Harris: Pitt AD Pederson gets a bad rap
If you think that former coaches Mike Haywood and Todd Graham were bad hires for Pitt, you're right. Both were terrible, indefensible hires that set back the football program several years.
If you wish to criticize, berate and demonize the person who made those decisions — athletic director Steve Pederson — prepare to stand in a long line of critics.
Pederson blew it.
Are they fireable offenses? No. Unless there's specific legal language in Pederson's contract that he isn't permitted to make a mistake — or in this case, multiple mistakes — no way. Pederson has accomplished more good than bad at Pitt.

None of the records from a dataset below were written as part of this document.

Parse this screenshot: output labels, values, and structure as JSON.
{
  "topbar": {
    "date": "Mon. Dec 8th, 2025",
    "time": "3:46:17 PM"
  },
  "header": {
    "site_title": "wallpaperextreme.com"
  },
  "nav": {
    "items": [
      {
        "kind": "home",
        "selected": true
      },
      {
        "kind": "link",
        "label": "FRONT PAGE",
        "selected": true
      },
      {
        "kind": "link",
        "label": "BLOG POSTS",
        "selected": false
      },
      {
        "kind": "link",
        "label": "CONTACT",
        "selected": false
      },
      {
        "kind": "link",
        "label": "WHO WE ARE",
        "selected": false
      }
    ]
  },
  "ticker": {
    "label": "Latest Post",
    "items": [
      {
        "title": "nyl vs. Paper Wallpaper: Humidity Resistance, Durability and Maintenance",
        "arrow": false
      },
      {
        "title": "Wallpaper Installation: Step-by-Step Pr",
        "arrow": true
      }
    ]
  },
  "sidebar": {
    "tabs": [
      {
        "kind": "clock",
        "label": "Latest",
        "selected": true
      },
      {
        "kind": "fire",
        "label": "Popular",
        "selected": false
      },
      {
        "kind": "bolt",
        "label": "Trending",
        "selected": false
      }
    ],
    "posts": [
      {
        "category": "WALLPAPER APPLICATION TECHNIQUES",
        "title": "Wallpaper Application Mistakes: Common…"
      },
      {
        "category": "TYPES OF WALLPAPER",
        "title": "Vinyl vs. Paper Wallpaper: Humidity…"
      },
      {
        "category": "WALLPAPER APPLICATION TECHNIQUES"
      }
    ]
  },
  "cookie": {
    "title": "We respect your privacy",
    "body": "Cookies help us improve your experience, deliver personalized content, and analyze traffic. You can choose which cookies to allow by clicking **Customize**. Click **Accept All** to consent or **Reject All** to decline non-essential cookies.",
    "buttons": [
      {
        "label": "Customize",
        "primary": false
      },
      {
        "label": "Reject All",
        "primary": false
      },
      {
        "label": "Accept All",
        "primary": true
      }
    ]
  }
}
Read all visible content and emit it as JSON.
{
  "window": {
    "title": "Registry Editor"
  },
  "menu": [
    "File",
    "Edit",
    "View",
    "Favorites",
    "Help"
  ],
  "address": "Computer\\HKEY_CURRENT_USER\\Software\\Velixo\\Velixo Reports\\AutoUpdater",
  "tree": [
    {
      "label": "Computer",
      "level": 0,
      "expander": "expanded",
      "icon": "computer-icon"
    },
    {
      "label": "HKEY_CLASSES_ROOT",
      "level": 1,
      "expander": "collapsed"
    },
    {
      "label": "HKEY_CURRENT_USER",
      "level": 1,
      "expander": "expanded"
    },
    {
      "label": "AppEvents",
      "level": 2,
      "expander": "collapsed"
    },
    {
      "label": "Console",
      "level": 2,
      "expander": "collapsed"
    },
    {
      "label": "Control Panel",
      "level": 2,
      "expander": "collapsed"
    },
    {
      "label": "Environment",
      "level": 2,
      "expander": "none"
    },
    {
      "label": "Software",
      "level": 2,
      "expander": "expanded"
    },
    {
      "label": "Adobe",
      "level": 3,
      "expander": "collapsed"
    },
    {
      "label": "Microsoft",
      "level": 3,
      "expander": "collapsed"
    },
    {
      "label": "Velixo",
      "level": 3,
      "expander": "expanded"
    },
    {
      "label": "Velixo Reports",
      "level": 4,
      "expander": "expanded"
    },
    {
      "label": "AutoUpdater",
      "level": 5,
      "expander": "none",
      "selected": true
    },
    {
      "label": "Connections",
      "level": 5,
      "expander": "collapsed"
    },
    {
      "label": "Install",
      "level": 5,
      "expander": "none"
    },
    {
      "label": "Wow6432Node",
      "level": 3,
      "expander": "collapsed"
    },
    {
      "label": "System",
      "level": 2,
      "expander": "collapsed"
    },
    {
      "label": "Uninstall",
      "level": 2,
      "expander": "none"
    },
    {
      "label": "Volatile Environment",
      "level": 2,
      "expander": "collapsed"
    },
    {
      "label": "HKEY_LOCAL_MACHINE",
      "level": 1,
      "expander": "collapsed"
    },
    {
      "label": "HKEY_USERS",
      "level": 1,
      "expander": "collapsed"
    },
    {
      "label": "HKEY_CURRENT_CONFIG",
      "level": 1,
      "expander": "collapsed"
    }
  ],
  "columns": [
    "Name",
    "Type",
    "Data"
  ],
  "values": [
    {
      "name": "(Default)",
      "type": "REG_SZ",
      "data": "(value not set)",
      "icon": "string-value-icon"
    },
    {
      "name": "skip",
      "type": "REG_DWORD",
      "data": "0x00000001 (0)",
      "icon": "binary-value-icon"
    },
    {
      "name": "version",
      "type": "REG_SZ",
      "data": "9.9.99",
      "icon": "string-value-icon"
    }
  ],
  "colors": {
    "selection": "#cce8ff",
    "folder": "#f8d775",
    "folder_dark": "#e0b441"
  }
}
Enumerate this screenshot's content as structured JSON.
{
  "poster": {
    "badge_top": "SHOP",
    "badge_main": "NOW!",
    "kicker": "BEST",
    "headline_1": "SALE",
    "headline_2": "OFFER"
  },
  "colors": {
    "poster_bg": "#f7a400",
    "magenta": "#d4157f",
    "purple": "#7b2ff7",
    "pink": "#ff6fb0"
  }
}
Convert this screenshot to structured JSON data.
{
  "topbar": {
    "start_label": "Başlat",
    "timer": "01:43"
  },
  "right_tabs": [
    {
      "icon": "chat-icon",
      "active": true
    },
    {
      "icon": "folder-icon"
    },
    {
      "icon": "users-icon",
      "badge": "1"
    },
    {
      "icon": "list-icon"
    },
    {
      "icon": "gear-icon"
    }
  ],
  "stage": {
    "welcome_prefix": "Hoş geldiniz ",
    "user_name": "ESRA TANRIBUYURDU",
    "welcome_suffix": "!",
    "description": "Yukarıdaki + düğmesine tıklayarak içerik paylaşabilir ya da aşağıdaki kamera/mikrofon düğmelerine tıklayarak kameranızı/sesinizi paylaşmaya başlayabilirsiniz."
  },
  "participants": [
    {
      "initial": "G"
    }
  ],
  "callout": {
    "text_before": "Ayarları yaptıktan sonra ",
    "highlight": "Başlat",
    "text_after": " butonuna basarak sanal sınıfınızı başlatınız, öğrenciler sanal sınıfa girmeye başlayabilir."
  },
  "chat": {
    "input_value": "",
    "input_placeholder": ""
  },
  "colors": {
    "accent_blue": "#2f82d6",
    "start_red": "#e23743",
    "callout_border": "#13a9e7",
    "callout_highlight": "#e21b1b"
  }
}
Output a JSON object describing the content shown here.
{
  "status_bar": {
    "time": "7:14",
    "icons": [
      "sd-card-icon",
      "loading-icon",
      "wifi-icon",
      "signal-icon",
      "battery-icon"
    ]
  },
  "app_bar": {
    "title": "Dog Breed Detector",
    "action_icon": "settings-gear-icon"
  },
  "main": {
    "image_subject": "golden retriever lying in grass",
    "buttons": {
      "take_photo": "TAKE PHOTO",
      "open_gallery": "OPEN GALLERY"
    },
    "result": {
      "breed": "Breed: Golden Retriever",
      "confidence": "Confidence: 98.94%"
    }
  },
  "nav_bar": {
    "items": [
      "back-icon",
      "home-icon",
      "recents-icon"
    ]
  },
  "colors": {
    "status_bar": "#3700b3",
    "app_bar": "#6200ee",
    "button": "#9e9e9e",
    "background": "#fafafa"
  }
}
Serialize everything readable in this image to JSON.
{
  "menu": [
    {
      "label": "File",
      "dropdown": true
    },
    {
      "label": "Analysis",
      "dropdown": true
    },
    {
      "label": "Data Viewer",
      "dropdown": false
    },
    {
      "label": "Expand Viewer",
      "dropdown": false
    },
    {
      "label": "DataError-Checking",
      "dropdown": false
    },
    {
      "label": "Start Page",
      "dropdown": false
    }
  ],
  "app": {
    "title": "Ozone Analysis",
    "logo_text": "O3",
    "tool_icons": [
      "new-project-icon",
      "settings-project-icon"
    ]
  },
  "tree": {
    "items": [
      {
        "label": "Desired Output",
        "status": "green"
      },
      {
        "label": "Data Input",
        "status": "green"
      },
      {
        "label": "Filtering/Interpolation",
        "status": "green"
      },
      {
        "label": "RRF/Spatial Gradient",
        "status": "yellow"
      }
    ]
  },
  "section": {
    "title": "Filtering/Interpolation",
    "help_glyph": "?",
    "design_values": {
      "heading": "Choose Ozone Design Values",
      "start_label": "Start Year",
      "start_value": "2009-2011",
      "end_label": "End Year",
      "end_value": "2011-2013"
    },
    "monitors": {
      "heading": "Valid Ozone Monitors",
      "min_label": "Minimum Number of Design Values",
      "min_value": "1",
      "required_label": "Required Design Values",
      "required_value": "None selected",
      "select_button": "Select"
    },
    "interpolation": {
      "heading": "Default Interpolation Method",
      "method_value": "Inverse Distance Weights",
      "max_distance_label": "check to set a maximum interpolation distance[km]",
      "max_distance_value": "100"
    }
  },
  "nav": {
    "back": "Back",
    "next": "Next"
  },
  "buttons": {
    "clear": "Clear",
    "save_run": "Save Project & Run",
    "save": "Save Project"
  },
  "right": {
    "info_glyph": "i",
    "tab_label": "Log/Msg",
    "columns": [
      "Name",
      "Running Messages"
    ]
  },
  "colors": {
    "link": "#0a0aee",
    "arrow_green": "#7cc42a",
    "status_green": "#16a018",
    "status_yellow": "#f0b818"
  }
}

“If it wasn't for Steve Pederson, Pitt's not in the ACC,” said former shoe executive and Trafford native Sonny Vaccaro.
Pitt chancellor Mark Nordenberg has taken the controversy in stride, and Pederson still has his job.
Nordenberg knows how valuable Pederson is to Pitt, and I mean that literally.
Pederson's magic touch enabled Pitt to evolve into one of the elite college basketball programs in the country.
Without the benefit of a top-20 football team, Pitt, on the strength of men's basketball, secured a deal with Nike in 2009 while also gaining membership in the ACC. Pitt's football team finished 10-3 in 2009 for its first 10-win season in 28 years.
If you insist on blaming Pederson for hiring Haywood and Graham, give him credit for the Panthers joining the ACC.
“Without basketball, Pitt would be like Connecticut — no place to go,” Vaccaro said. “Pitt would be going to the Catholic 7.”
Former Big East members Pitt, Syracuse, Louisville and Notre Dame jumped to the ACC. Connecticut, despite winning three national titles under former basketball coach Jim Calhoun, was left out.
Among Pederson's biggest supporters on campus is Jamie Dixon, the most successful basketball coach in Pitt history. Dixon said Pederson continued to influence him even after Pederson became Nebraska's athletic director before returning to Pitt in 2007.
“Steve didn't hire me as the head coach,” said Dixon, who was Ben Howland's top assistant when he was promoted to replace Howland in 2003. “But he told me what Pitt could become, and he also convinced me when he wasn't here that this wasn't a place you needed to move from but a place you turn into the best job in the country.
“Steve has made so many great decisions, so many great moves,” Dixon said. “Yeah, there's going to be one or two or even more that some people are going to question. But with the great moves and the rise in a number of our programs, you get held to a higher standard. As the rise came, standards became higher and expectations became higher.”
While highlighting the substantial growth occurring in Pitt's athletic department, Pederson recalled when the Petersen Events Center didn't exist and there was so little money available that baseball players purchased their own cleats.
“We're talking 15 years ago, not 50 years ago,” Pederson said.
“Adidas was very good to us. Nike's been superb since we made that transition,” he added. “If you're not spending that much on equipment, you have a chance to put it in other areas we thought would elevate the program — a lot of that facility centered.”
Department of Education statistics reported the Panthers were the 14th most profitable program in college basketball in 2009-10. The program netted $7.1 million.
In comparison, UCLA brought in $6.1 million and Kentucky $5.2 million.
Does Pederson have his faults? Yes. Has he made mistakes? To be sure.
But Pederson's track record at Pitt — first building and later housing the nationally-ranked basketball team in a state-of-the-art facility while maintaining the athletic department in the black financially — deserves praise, not scorn.